----- Data for analysis -----

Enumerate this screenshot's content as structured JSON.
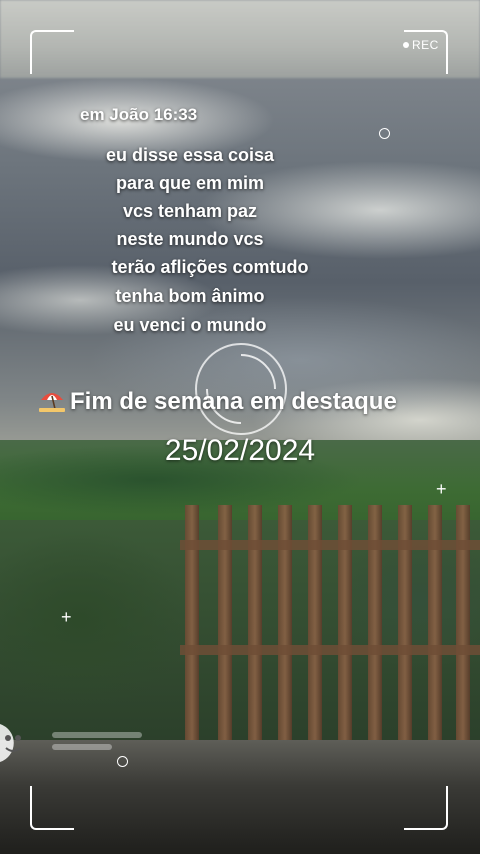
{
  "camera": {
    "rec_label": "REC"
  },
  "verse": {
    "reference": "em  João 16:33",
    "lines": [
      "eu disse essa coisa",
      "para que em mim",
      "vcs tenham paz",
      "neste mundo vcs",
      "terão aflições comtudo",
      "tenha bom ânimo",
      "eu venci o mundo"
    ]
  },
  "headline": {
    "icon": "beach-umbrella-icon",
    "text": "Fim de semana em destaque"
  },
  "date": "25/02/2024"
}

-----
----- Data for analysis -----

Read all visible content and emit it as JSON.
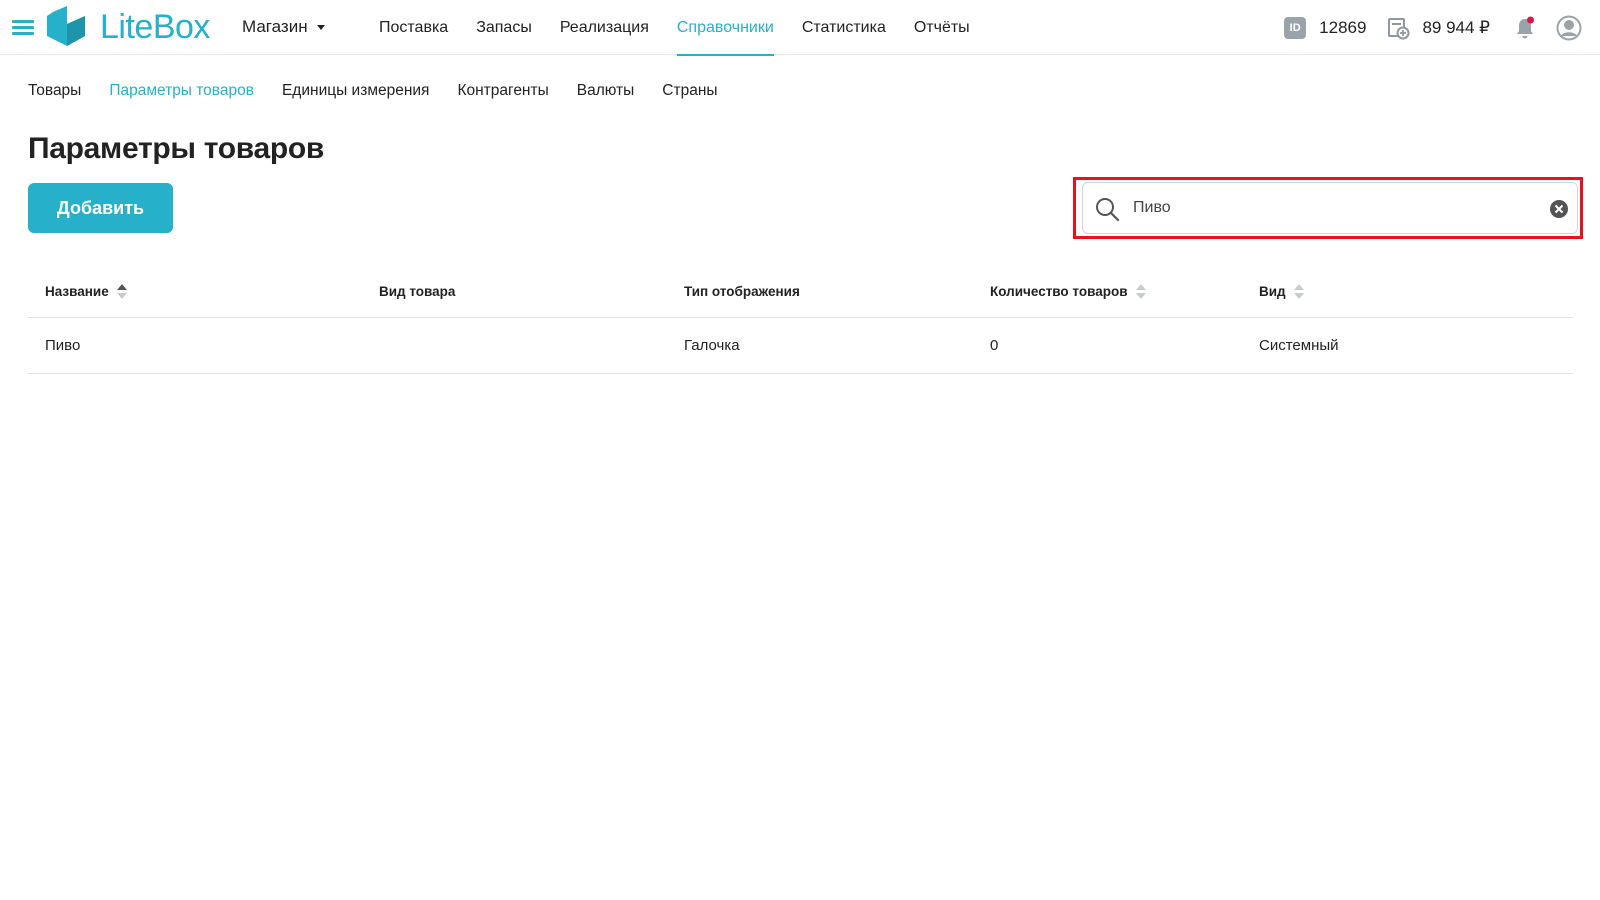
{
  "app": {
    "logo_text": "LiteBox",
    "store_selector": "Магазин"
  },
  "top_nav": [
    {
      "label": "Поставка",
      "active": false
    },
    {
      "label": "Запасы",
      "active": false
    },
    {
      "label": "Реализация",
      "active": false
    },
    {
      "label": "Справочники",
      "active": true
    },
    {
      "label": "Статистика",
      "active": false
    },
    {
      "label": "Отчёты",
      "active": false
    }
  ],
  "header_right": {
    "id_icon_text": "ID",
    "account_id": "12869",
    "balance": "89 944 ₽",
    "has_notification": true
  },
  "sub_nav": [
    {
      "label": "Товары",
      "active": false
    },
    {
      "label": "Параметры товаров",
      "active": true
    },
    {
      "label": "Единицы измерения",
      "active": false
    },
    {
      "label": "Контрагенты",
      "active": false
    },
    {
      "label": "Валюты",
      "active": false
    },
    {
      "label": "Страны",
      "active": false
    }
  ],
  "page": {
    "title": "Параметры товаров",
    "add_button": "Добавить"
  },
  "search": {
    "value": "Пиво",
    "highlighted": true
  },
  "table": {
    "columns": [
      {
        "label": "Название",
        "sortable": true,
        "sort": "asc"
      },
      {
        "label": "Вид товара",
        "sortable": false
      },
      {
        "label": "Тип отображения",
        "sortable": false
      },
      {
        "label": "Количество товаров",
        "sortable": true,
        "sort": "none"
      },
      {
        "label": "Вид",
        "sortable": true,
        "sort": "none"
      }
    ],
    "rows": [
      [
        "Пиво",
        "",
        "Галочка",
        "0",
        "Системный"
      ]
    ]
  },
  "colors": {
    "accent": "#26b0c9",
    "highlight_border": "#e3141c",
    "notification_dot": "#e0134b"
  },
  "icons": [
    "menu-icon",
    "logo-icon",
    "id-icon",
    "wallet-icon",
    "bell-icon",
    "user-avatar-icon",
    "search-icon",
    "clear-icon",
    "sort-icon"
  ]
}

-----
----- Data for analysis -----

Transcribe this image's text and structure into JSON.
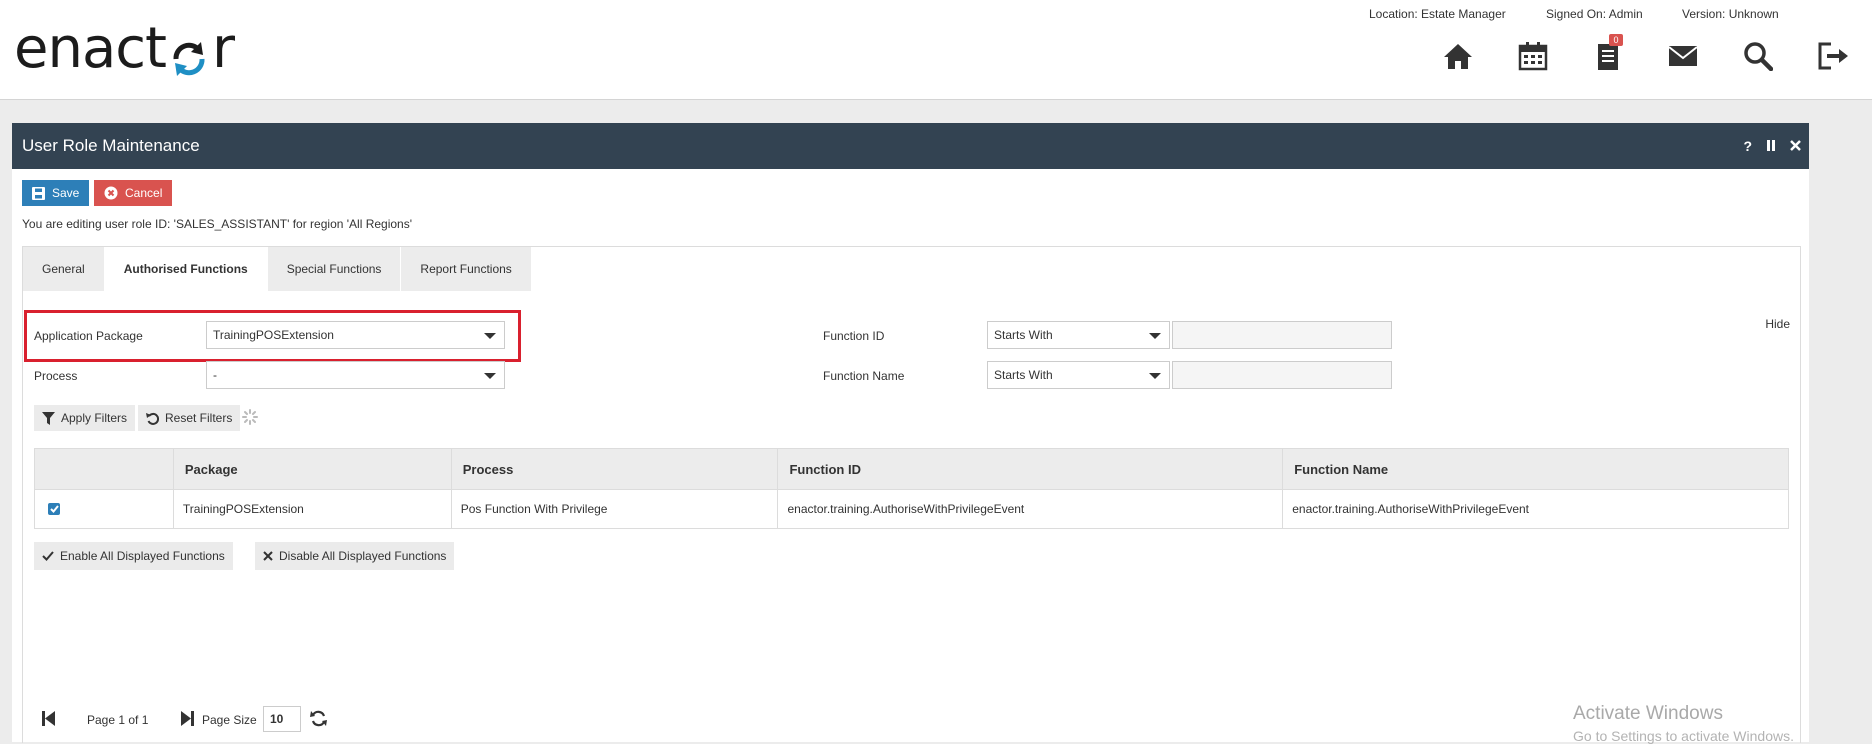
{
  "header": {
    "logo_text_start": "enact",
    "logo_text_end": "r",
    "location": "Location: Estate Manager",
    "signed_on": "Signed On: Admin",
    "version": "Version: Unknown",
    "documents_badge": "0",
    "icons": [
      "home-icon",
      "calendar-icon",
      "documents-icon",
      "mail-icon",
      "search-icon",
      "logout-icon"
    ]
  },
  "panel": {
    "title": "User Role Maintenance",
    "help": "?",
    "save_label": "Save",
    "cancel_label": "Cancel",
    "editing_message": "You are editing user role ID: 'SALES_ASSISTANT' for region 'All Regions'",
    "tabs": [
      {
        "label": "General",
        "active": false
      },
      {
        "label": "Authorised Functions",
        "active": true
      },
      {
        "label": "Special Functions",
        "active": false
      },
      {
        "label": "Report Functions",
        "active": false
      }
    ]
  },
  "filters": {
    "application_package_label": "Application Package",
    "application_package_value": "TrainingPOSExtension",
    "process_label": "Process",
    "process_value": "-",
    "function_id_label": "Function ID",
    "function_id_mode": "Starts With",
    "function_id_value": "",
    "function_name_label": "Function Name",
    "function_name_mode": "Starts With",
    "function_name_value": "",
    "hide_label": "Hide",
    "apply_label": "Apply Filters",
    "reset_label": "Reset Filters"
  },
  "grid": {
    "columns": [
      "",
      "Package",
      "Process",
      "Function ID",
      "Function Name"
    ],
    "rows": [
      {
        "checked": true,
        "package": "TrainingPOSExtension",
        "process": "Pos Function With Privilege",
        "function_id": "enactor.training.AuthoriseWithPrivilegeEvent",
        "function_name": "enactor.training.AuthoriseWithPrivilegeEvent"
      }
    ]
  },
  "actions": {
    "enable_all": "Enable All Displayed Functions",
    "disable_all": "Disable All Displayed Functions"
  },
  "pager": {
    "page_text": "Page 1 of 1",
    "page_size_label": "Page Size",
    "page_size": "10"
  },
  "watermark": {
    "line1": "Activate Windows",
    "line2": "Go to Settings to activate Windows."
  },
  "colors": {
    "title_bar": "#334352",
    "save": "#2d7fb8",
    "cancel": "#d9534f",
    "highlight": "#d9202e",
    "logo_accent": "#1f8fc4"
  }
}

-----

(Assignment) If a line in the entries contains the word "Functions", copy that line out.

(Result)
        "label": "Authorised Functions",
        "label": "Special Functions",
        "label": "Report Functions",
    "enable_all": "Enable All Displayed Functions",
    "disable_all": "Disable All Displayed Functions"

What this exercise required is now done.